As you can probably guess from the frequency of my festive blog posts, I’m really looking forward to Christmas and I’ve taken a look at back some of the seasonal recipes that I’ve shared on the blog over the past few years so that I can revisit some of these festive flavours myself. I thought I would share these posts with you again today to inspire your festive baking, so here they are:
Do let me know if you make any of these recipes yourself over Christmas and I’d love to hear about your favourite festive recipes so leave me a comment and links to recipes below. Also tweet me @Cassiefairy anytime over Christmas with your festive bakes!
Yes, I’ve been baking again – What, two recipe posts in one week? I hear you cry – but for two good reasons. Firstly, it is National Afternoon Tea week and I couldn’t let a celebration like this pass me by without baking some cookies to dunk in my cuppa, and secondly, I’ve just found out about The Great Blogger Bake Off challenge and it’s always good to have a legitimate excuse to do some mid-week baking for my blog!
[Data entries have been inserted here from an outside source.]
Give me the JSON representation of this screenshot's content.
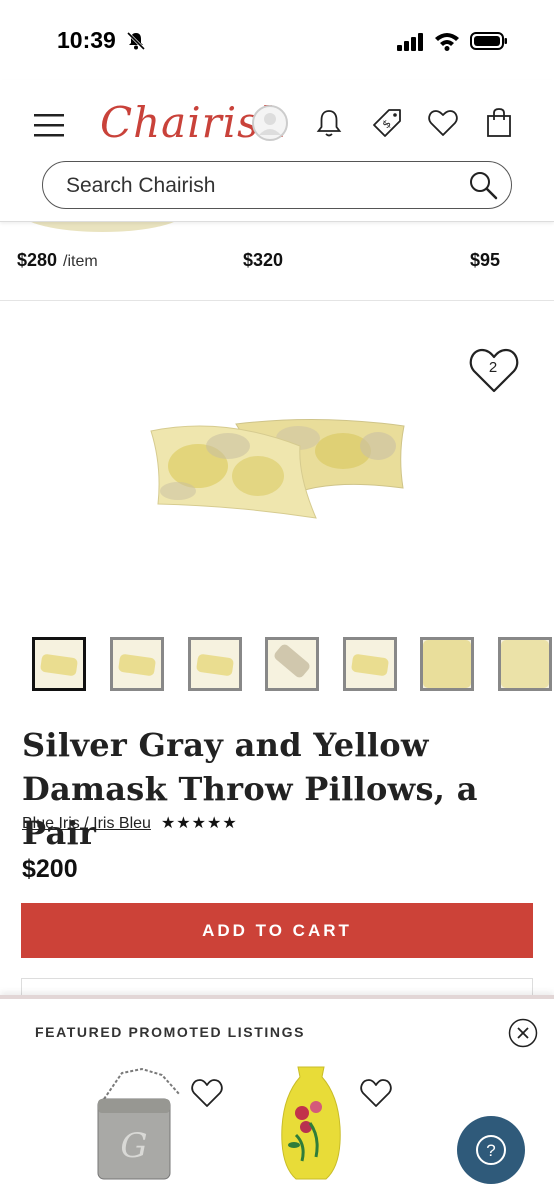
{
  "status_bar": {
    "time": "10:39"
  },
  "header": {
    "logo": "Chairish",
    "search": {
      "placeholder": "Search Chairish"
    }
  },
  "previous_row": {
    "prices": [
      {
        "amount": "$280",
        "unit": "/item"
      },
      {
        "amount": "$320",
        "unit": ""
      },
      {
        "amount": "$95",
        "unit": ""
      }
    ]
  },
  "product": {
    "favorite_count": "2",
    "thumbnail_count": 7,
    "active_thumbnail": 1,
    "title": "Silver Gray and Yellow Damask Throw Pillows, a Pair",
    "seller": "Blue Iris / Iris Bleu",
    "rating_stars": "★★★★★",
    "price": "$200",
    "add_to_cart_label": "ADD TO CART"
  },
  "featured": {
    "title": "FEATURED PROMOTED LISTINGS",
    "items": [
      "silver-monogram-purse",
      "yellow-floral-vase"
    ]
  },
  "colors": {
    "brand_red": "#cc4238",
    "help_button": "#2f5a7a"
  }
}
In honour of National Afternoon Tea week, I am planning my trip to the Blackpool Tower Ballroom in order to experience one of their amazing high teas (it looks fabulous, doesn’t it?). During my last trip up north to a friend’s wedding in Lytham, I ran out of time on my holiday and couldn’t fit in seeing all my pals as well as making the trip to Blackpool that I so wanted to do. So I missed out on an afternoon of decadence, but this time I’m booking my tickets and making certain that I get my tea-and-cake! As you may have already read on my blog, I’ve been learning to swing dance (with a little lindy thrown in – I’m getting adventurous now!) at a weekly dance class and although I’ve finally invested in some proper dancing shoes, I’ve really not had much opportunity to try them out. I am super-excited about the thought of dancing in the famous Tower Ballroom on a sprung dance floor to the sounds of the famous Wurlitzer organ. If it’s good enough for Strictly Come Dancing, it’s good enough for me! So watch this space for an update of my visit and plenty of photos of me twirling, no doubt!
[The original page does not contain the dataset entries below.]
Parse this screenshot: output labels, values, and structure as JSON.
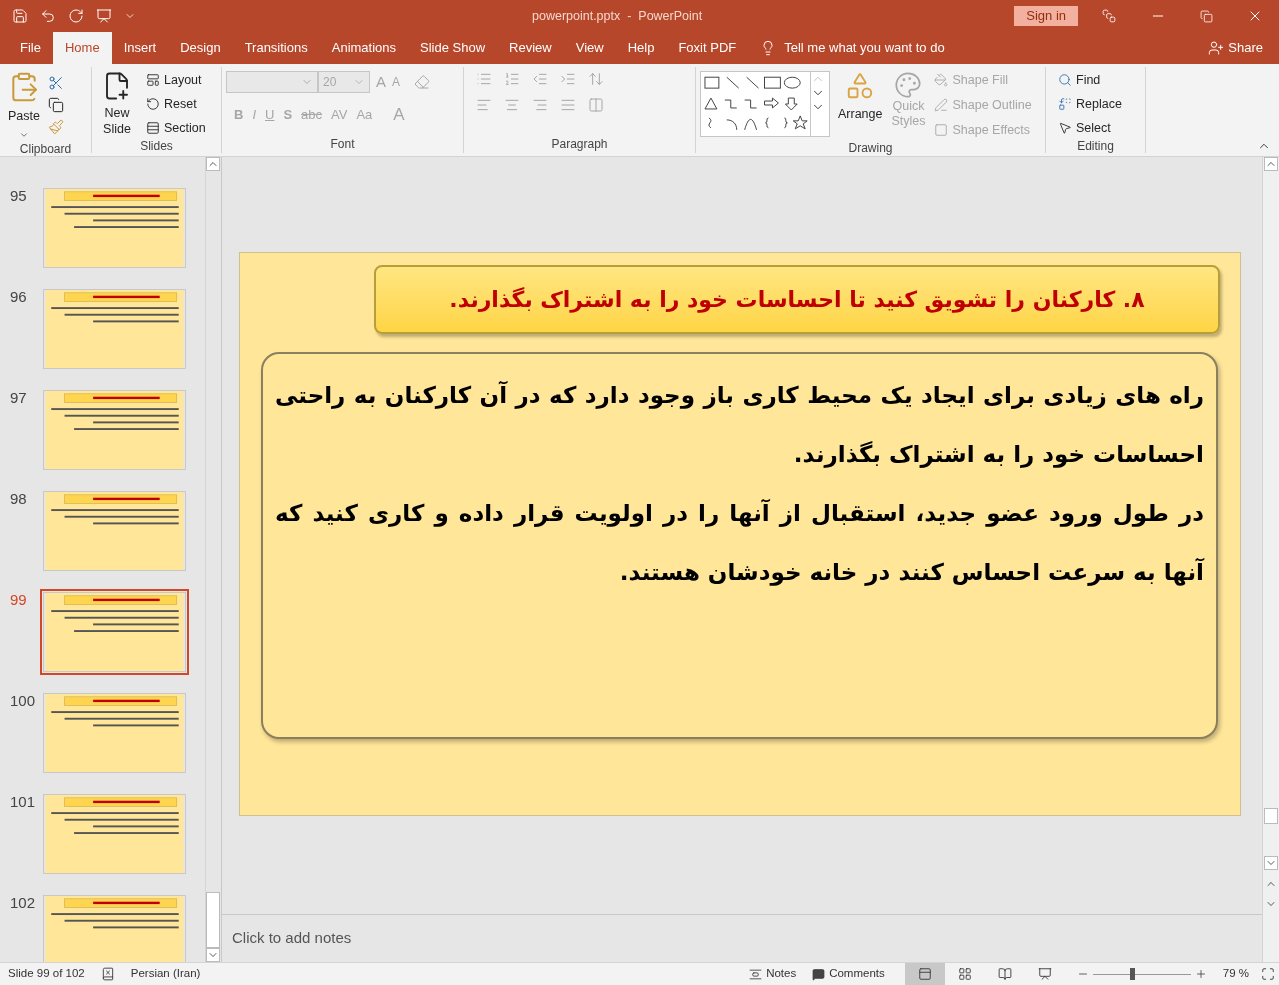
{
  "window": {
    "title": "powerpoint.pptx  -  PowerPoint",
    "sign_in": "Sign in"
  },
  "tabs": [
    {
      "label": "File",
      "selected": false
    },
    {
      "label": "Home",
      "selected": true
    },
    {
      "label": "Insert",
      "selected": false
    },
    {
      "label": "Design",
      "selected": false
    },
    {
      "label": "Transitions",
      "selected": false
    },
    {
      "label": "Animations",
      "selected": false
    },
    {
      "label": "Slide Show",
      "selected": false
    },
    {
      "label": "Review",
      "selected": false
    },
    {
      "label": "View",
      "selected": false
    },
    {
      "label": "Help",
      "selected": false
    },
    {
      "label": "Foxit PDF",
      "selected": false
    }
  ],
  "tell_me": "Tell me what you want to do",
  "share": "Share",
  "ribbon": {
    "clipboard": {
      "label": "Clipboard",
      "paste": "Paste"
    },
    "slides": {
      "label": "Slides",
      "new_slide": "New Slide",
      "items": [
        "Layout",
        "Reset",
        "Section"
      ]
    },
    "font": {
      "label": "Font",
      "size": "20",
      "size_buttons": [
        "A",
        "A"
      ],
      "format_buttons": [
        "B",
        "I",
        "U",
        "S",
        "abc",
        "AV",
        "Aa",
        "A"
      ],
      "disabled": true
    },
    "paragraph": {
      "label": "Paragraph"
    },
    "drawing": {
      "label": "Drawing",
      "arrange": "Arrange",
      "styles": [
        {
          "label": "Quick Styles",
          "disabled": true
        }
      ],
      "shape_items": [
        {
          "label": "Shape Fill",
          "disabled": true
        },
        {
          "label": "Shape Outline",
          "disabled": true
        },
        {
          "label": "Shape Effects",
          "disabled": true
        }
      ]
    },
    "editing": {
      "label": "Editing",
      "items": [
        "Find",
        "Replace",
        "Select"
      ]
    }
  },
  "thumbnails": [
    {
      "number": "95",
      "selected": false
    },
    {
      "number": "96",
      "selected": false
    },
    {
      "number": "97",
      "selected": false
    },
    {
      "number": "98",
      "selected": false
    },
    {
      "number": "99",
      "selected": true
    },
    {
      "number": "100",
      "selected": false
    },
    {
      "number": "101",
      "selected": false
    },
    {
      "number": "102",
      "selected": false
    }
  ],
  "slide": {
    "title": "۸. کارکنان را تشویق کنید تا احساسات خود را به اشتراک بگذارند.",
    "paragraphs": [
      "راه های زیادی برای ایجاد یک محیط کاری باز وجود دارد که در آن کارکنان به راحتی احساسات خود را به اشتراک بگذارند.",
      "در طول ورود عضو جدید، استقبال از آنها را در اولویت قرار داده و کاری کنید که آنها به سرعت احساس کنند در خانه خودشان هستند."
    ]
  },
  "notes": {
    "placeholder": "Click to add notes"
  },
  "status_bar": {
    "slide": "Slide 99 of 102",
    "language": "Persian (Iran)",
    "notes": "Notes",
    "comments": "Comments",
    "views": [
      {
        "kind": "normal",
        "selected": true
      },
      {
        "kind": "sorter",
        "selected": false
      },
      {
        "kind": "reading",
        "selected": false
      },
      {
        "kind": "slideshow",
        "selected": false
      }
    ],
    "zoom": {
      "level": 0.4,
      "reading": "79 %"
    }
  }
}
On to the second part of my blog post; The Great Blogger Bake Off. Megan from The Briar Rose blog told me about the challenge during Blogstock last weekend, and I immediately started thinking about biscuit recipes for this week’s theme. I went for a fairly safe double chocolate chip cookie recipe that I found on All Recipes.co.uk but Megan has baked some uber-pretty white chocolate millionaires shortbread with salted caramel – I SO want a square right now! My cookies turned out decidedly spongey when baked but they taste good with all the chocolate chips thrown in and absorb a nice lot of milk when dunked, which is highly important in any cookie recipe. Here’s the recipe I used:
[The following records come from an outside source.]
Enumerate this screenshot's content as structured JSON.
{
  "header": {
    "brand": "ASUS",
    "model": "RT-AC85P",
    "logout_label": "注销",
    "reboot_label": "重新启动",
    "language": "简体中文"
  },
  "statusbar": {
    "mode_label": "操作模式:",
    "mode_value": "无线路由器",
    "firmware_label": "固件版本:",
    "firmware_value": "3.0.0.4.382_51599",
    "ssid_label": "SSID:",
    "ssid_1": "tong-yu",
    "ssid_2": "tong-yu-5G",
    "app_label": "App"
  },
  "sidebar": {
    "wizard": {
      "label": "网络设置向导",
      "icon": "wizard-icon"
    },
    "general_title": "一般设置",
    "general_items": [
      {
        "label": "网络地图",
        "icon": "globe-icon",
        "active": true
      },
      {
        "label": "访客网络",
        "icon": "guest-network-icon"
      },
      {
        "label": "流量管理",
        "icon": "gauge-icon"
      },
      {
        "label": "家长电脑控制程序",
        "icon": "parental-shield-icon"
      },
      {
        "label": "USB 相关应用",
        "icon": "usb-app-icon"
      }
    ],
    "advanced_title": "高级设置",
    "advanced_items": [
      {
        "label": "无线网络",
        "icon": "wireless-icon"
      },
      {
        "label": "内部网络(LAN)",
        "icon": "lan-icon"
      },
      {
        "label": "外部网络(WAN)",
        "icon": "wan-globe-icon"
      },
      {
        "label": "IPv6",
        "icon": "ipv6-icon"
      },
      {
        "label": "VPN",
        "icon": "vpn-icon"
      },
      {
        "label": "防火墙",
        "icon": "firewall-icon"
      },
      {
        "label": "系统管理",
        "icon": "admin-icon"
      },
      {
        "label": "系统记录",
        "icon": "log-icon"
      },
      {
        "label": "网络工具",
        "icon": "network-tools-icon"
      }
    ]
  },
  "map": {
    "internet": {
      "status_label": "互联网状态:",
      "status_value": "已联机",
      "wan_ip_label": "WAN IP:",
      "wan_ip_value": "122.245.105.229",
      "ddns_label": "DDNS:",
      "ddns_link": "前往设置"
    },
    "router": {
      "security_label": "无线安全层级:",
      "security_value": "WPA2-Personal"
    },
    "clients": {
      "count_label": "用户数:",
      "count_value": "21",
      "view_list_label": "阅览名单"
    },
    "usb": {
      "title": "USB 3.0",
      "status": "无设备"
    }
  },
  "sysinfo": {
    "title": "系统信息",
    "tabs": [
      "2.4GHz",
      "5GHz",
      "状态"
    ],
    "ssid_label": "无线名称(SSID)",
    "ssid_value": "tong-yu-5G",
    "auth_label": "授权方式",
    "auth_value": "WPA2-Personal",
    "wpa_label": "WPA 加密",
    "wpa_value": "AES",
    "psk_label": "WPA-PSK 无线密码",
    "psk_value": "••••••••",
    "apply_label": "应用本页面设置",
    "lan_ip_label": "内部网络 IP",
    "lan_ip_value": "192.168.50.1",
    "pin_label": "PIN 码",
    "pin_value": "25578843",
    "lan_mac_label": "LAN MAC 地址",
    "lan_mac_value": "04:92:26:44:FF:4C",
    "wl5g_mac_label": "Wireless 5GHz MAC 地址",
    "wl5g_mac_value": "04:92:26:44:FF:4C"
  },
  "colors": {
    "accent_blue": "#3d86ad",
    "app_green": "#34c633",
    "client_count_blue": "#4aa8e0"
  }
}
Ingredients: 250g plain flour, 1/2 teaspoon bicarbonate of soda, 1/2 teaspoon salt, 170g unsalted butter, 200g dark brown soft sugar, 100g caster sugar, 1 tablespoon vanilla extract, 1 egg, 1 egg yolk, 325g chocolate chips
Method: Preheat the oven to 170 C and grease lots of baking trays because these cookies grow and spread while baking, so need room on the trays – you can maybe bake four cookies per standard oven tray. Melt the butter before mixing in the brown sugar and caster sugar, and a tablespoon of vanilla extract. Allow the melted butter mixture to cool a little before adding one egg and one yolk and beating until creamy. Sift together the flour, bicarb and salt and mix into the sugar-butter-and-egg batter.
Stir the chocolate chips through the batter – I added both white and milk chocolate chips. Drop a heaped tablespoon of the batter onto a baking tray for each cookie but don’t flatter – it will spread and rise during cooking. Bake for 12 to 15 minutes in the preheated oven, or until the edges are lightly toasted and allow to cool – if you can wait that long!